> WORK INSTRUCTION: Print all of the data exactly as written.

> DATA:
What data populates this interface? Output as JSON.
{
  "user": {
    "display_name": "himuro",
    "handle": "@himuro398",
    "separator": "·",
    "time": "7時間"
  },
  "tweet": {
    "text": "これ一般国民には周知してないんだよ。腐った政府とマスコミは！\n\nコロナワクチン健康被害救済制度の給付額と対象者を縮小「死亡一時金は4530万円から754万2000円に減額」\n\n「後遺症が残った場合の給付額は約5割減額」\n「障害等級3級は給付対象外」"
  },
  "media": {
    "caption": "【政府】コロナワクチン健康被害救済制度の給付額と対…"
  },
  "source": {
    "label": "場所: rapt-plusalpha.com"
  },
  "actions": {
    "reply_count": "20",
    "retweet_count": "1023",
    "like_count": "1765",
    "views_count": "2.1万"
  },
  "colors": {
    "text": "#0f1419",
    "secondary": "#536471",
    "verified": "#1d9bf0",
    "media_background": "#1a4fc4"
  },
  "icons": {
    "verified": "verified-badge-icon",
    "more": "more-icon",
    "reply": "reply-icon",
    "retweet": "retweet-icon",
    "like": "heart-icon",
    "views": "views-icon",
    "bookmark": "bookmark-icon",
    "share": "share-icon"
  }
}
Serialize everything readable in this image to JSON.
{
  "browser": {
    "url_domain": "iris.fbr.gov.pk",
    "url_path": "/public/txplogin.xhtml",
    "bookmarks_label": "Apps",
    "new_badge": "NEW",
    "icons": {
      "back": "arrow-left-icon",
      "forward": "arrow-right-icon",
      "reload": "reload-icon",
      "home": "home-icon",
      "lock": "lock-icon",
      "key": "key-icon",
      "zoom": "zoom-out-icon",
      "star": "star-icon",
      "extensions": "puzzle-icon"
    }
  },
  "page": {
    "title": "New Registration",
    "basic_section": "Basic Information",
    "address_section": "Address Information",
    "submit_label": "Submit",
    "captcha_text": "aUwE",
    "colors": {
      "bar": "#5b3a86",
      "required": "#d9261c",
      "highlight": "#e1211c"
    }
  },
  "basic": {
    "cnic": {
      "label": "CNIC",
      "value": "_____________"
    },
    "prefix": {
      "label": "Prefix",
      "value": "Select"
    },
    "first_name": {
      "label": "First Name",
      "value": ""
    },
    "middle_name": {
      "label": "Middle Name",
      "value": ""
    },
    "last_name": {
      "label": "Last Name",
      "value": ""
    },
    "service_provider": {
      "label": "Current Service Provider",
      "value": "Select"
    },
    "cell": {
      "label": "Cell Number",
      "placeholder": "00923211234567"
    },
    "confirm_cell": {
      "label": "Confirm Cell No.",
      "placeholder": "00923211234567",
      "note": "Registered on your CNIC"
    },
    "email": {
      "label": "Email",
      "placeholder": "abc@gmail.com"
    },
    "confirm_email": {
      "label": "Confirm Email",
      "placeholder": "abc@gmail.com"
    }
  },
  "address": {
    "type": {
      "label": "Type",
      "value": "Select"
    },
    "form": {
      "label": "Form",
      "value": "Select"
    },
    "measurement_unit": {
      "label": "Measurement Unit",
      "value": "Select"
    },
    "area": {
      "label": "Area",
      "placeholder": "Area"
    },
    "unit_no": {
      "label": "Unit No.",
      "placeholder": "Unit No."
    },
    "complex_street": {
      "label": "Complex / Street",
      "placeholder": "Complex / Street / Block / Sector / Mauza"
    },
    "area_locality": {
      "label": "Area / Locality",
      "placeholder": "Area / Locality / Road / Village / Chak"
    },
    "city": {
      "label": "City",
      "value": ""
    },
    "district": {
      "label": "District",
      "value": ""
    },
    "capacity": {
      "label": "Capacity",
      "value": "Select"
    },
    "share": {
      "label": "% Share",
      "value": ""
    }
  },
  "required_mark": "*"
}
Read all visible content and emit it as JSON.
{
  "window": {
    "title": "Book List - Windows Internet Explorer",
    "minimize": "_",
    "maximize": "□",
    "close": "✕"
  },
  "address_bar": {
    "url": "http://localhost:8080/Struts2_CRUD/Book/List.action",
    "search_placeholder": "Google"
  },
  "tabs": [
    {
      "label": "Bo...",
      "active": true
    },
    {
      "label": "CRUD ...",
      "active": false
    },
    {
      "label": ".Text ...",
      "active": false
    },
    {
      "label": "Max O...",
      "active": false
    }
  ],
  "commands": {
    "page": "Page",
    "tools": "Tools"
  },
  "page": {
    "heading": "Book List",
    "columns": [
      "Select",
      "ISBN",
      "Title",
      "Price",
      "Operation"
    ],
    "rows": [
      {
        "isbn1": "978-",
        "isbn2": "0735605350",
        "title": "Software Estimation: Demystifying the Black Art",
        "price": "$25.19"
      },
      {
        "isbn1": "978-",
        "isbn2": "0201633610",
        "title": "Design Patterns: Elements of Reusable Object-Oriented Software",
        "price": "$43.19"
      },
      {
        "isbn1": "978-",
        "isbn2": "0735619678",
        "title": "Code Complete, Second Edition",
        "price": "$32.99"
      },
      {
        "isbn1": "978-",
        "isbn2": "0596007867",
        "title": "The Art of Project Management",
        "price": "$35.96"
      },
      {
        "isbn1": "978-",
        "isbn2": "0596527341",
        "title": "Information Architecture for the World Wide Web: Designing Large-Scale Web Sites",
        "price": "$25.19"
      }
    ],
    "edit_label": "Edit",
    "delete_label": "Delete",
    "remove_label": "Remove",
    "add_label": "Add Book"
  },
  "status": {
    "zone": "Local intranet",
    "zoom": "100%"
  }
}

> COMPLETED EXERCISE:
What data populates this interface? Output as JSON.
{
  "user": {
    "display_name": "himuro",
    "handle": "@himuro398",
    "separator": "·",
    "time": "7時間"
  },
  "tweet": {
    "text": "これ一般国民には周知してないんだよ。腐った政府とマスコミは！\n\nコロナワクチン健康被害救済制度の給付額と対象者を縮小「死亡一時金は4530万円から754万2000円に減額」\n\n「後遺症が残った場合の給付額は約5割減額」\n「障害等級3級は給付対象外」"
  },
  "media": {
    "caption": "【政府】コロナワクチン健康被害救済制度の給付額と対…"
  },
  "source": {
    "label": "場所: rapt-plusalpha.com"
  },
  "actions": {
    "reply_count": "20",
    "retweet_count": "1023",
    "like_count": "1765",
    "views_count": "2.1万"
  },
  "colors": {
    "text": "#0f1419",
    "secondary": "#536471",
    "verified": "#1d9bf0",
    "media_background": "#1a4fc4"
  },
  "icons": {
    "verified": "verified-badge-icon",
    "more": "more-icon",
    "reply": "reply-icon",
    "retweet": "retweet-icon",
    "like": "heart-icon",
    "views": "views-icon",
    "bookmark": "bookmark-icon",
    "share": "share-icon"
  }
}
Serialize everything readable in this image to JSON.
{
  "browser": {
    "url_domain": "iris.fbr.gov.pk",
    "url_path": "/public/txplogin.xhtml",
    "bookmarks_label": "Apps",
    "new_badge": "NEW",
    "icons": {
      "back": "arrow-left-icon",
      "forward": "arrow-right-icon",
      "reload": "reload-icon",
      "home": "home-icon",
      "lock": "lock-icon",
      "key": "key-icon",
      "zoom": "zoom-out-icon",
      "star": "star-icon",
      "extensions": "puzzle-icon"
    }
  },
  "page": {
    "title": "New Registration",
    "basic_section": "Basic Information",
    "address_section": "Address Information",
    "submit_label": "Submit",
    "captcha_text": "aUwE",
    "colors": {
      "bar": "#5b3a86",
      "required": "#d9261c",
      "highlight": "#e1211c"
    }
  },
  "basic": {
    "cnic": {
      "label": "CNIC",
      "value": "_____________"
    },
    "prefix": {
      "label": "Prefix",
      "value": "Select"
    },
    "first_name": {
      "label": "First Name",
      "value": ""
    },
    "middle_name": {
      "label": "Middle Name",
      "value": ""
    },
    "last_name": {
      "label": "Last Name",
      "value": ""
    },
    "service_provider": {
      "label": "Current Service Provider",
      "value": "Select"
    },
    "cell": {
      "label": "Cell Number",
      "placeholder": "00923211234567"
    },
    "confirm_cell": {
      "label": "Confirm Cell No.",
      "placeholder": "00923211234567",
      "note": "Registered on your CNIC"
    },
    "email": {
      "label": "Email",
      "placeholder": "abc@gmail.com"
    },
    "confirm_email": {
      "label": "Confirm Email",
      "placeholder": "abc@gmail.com"
    }
  },
  "address": {
    "type": {
      "label": "Type",
      "value": "Select"
    },
    "form": {
      "label": "Form",
      "value": "Select"
    },
    "measurement_unit": {
      "label": "Measurement Unit",
      "value": "Select"
    },
    "area": {
      "label": "Area",
      "placeholder": "Area"
    },
    "unit_no": {
      "label": "Unit No.",
      "placeholder": "Unit No."
    },
    "complex_street": {
      "label": "Complex / Street",
      "placeholder": "Complex / Street / Block / Sector / Mauza"
    },
    "area_locality": {
      "label": "Area / Locality",
      "placeholder": "Area / Locality / Road / Village / Chak"
    },
    "city": {
      "label": "City",
      "value": ""
    },
    "district": {
      "label": "District",
      "value": ""
    },
    "capacity": {
      "label": "Capacity",
      "value": "Select"
    },
    "share": {
      "label": "% Share",
      "value": ""
    }
  },
  "required_mark": "*"
}
Read all visible content and emit it as JSON.
{
  "window": {
    "title": "Book List - Windows Internet Explorer",
    "minimize": "_",
    "maximize": "□",
    "close": "✕"
  },
  "address_bar": {
    "url": "http://localhost:8080/Struts2_CRUD/Book/List.action",
    "search_placeholder": "Google"
  },
  "tabs": [
    {
      "label": "Bo...",
      "active": true
    },
    {
      "label": "CRUD ...",
      "active": false
    },
    {
      "label": ".Text ...",
      "active": false
    },
    {
      "label": "Max O...",
      "active": false
    }
  ],
  "commands": {
    "page": "Page",
    "tools": "Tools"
  },
  "page": {
    "heading": "Book List",
    "columns": [
      "Select",
      "ISBN",
      "Title",
      "Price",
      "Operation"
    ],
    "rows": [
      {
        "isbn1": "978-",
        "isbn2": "0735605350",
        "title": "Software Estimation: Demystifying the Black Art",
        "price": "$25.19"
      },
      {
        "isbn1": "978-",
        "isbn2": "0201633610",
        "title": "Design Patterns: Elements of Reusable Object-Oriented Software",
        "price": "$43.19"
      },
      {
        "isbn1": "978-",
        "isbn2": "0735619678",
        "title": "Code Complete, Second Edition",
        "price": "$32.99"
      },
      {
        "isbn1": "978-",
        "isbn2": "0596007867",
        "title": "The Art of Project Management",
        "price": "$35.96"
      },
      {
        "isbn1": "978-",
        "isbn2": "0596527341",
        "title": "Information Architecture for the World Wide Web: Designing Large-Scale Web Sites",
        "price": "$25.19"
      }
    ],
    "edit_label": "Edit",
    "delete_label": "Delete",
    "remove_label": "Remove",
    "add_label": "Add Book"
  },
  "status": {
    "zone": "Local intranet",
    "zoom": "100%"
  }
}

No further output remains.